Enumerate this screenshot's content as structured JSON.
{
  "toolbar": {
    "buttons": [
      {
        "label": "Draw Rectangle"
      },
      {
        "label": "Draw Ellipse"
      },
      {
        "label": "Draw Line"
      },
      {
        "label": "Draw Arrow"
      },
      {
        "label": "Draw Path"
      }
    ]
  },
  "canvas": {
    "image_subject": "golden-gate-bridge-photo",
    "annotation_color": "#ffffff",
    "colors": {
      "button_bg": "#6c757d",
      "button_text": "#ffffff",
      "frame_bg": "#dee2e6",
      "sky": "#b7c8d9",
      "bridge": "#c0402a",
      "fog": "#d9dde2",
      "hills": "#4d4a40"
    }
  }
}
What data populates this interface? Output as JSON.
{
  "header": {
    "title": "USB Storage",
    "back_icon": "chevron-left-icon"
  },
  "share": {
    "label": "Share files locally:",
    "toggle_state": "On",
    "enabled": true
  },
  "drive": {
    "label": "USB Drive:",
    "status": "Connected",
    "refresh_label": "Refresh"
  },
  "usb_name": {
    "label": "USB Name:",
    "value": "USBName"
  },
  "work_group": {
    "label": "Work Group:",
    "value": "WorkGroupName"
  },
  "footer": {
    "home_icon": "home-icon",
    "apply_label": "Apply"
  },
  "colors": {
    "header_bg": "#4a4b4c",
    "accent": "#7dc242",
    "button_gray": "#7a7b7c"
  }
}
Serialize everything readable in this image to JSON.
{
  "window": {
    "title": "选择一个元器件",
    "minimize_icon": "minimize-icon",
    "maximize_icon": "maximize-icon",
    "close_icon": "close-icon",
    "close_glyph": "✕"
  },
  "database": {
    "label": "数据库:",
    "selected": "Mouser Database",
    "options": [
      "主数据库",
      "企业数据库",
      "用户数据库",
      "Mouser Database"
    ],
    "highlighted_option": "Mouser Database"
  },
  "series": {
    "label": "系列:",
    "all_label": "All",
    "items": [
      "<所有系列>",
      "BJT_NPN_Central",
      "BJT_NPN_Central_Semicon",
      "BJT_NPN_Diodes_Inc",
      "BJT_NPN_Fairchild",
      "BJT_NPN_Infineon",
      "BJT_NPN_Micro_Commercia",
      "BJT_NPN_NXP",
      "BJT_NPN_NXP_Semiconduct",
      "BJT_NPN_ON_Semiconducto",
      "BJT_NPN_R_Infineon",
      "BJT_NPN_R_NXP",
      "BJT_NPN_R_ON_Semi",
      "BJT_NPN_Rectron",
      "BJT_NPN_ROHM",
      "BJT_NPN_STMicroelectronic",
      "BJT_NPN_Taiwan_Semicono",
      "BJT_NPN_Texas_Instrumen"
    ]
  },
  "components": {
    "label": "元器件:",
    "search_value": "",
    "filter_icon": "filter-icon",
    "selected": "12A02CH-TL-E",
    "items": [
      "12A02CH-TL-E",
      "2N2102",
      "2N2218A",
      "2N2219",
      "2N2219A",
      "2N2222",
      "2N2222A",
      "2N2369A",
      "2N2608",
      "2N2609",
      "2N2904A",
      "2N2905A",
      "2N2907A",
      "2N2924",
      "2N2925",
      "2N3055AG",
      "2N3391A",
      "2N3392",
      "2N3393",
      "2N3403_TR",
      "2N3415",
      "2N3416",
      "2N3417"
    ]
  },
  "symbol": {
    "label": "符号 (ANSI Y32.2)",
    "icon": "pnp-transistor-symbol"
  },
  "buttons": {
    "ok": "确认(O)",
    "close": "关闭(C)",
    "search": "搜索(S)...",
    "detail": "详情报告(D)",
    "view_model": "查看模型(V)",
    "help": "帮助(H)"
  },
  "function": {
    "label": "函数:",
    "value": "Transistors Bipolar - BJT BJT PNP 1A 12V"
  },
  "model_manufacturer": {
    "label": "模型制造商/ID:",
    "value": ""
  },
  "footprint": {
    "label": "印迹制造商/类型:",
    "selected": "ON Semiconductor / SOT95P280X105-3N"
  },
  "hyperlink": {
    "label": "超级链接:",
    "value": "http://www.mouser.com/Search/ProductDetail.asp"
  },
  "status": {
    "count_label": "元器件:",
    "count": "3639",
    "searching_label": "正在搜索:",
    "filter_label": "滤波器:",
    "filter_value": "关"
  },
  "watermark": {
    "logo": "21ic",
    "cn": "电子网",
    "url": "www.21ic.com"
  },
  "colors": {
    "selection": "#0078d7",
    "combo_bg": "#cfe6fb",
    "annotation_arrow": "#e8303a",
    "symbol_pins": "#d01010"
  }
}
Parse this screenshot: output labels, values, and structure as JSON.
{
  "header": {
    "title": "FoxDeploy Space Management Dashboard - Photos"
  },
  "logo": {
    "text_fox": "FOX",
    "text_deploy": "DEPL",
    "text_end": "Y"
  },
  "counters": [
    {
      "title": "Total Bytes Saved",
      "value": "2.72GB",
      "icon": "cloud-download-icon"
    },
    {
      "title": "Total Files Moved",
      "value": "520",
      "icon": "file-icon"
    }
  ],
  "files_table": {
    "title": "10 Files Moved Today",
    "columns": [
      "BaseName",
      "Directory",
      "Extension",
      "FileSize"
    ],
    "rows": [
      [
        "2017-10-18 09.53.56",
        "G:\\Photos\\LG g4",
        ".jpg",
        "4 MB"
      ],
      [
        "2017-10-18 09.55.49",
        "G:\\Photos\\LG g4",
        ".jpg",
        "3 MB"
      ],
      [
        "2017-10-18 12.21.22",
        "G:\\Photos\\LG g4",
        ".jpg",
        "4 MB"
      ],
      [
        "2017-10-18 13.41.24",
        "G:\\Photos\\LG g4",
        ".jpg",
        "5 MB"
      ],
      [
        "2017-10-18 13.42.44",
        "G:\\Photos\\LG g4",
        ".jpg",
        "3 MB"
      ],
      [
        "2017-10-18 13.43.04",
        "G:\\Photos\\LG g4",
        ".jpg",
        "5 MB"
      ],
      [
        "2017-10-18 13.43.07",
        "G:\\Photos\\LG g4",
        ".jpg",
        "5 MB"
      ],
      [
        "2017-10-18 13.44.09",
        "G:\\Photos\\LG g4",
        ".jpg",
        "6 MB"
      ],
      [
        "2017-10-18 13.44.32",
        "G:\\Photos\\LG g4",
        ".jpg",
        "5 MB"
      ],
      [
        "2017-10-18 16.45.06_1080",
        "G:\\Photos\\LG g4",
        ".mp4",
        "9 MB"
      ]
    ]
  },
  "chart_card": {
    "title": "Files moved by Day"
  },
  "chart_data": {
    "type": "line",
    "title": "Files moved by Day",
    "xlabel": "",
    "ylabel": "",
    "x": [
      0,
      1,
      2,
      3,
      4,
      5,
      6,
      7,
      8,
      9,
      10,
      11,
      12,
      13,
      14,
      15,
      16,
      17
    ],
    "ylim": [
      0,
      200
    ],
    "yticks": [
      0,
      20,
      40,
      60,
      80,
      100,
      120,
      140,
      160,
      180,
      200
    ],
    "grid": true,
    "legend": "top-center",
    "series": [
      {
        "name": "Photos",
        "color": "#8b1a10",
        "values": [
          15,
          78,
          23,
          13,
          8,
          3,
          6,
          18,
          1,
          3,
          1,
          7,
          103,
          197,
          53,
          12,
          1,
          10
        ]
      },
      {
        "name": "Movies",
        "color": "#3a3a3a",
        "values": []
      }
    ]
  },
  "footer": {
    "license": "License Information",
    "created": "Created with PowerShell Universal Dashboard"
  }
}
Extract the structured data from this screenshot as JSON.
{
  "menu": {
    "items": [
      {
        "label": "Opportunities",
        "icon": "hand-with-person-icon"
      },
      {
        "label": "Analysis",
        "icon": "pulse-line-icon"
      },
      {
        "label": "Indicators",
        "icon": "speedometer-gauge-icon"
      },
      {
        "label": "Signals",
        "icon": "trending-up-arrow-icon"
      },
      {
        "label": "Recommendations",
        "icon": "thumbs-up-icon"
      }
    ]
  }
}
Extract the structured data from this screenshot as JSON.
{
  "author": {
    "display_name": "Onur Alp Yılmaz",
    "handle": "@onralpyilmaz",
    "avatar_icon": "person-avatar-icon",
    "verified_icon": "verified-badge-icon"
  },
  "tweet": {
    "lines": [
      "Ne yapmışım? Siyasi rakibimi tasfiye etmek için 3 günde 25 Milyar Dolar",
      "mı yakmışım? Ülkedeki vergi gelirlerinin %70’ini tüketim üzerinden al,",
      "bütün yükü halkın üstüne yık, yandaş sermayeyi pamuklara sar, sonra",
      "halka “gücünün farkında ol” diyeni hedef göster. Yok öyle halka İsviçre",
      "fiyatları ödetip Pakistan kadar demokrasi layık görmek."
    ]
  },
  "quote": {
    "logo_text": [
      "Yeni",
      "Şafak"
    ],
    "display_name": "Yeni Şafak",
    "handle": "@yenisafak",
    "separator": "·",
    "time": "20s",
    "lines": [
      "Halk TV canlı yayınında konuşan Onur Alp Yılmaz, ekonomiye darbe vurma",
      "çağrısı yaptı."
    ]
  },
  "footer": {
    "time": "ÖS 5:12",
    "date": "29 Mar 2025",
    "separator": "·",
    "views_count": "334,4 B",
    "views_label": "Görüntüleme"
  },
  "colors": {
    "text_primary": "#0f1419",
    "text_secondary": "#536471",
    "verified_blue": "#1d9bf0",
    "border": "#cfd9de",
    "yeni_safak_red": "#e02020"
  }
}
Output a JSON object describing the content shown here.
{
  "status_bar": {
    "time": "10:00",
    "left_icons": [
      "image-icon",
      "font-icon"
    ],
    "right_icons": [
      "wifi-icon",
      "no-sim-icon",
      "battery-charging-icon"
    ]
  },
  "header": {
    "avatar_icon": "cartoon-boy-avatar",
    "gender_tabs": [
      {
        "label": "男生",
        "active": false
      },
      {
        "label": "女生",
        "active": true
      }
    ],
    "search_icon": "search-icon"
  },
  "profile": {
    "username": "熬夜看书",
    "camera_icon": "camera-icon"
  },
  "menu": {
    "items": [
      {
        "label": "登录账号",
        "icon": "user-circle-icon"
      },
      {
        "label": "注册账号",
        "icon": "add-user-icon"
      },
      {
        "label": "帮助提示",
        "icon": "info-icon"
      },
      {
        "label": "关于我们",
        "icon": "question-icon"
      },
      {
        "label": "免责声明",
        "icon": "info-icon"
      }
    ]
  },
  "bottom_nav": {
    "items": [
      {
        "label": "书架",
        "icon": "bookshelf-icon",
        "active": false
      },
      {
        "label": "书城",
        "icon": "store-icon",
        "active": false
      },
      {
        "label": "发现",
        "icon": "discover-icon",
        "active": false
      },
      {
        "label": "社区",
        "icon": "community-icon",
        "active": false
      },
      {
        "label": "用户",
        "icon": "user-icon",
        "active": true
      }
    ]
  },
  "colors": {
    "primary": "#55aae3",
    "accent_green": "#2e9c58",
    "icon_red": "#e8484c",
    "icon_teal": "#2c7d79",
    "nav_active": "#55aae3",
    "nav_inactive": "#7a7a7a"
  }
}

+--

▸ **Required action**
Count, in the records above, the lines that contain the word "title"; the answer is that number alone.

▸ **Answer section**
8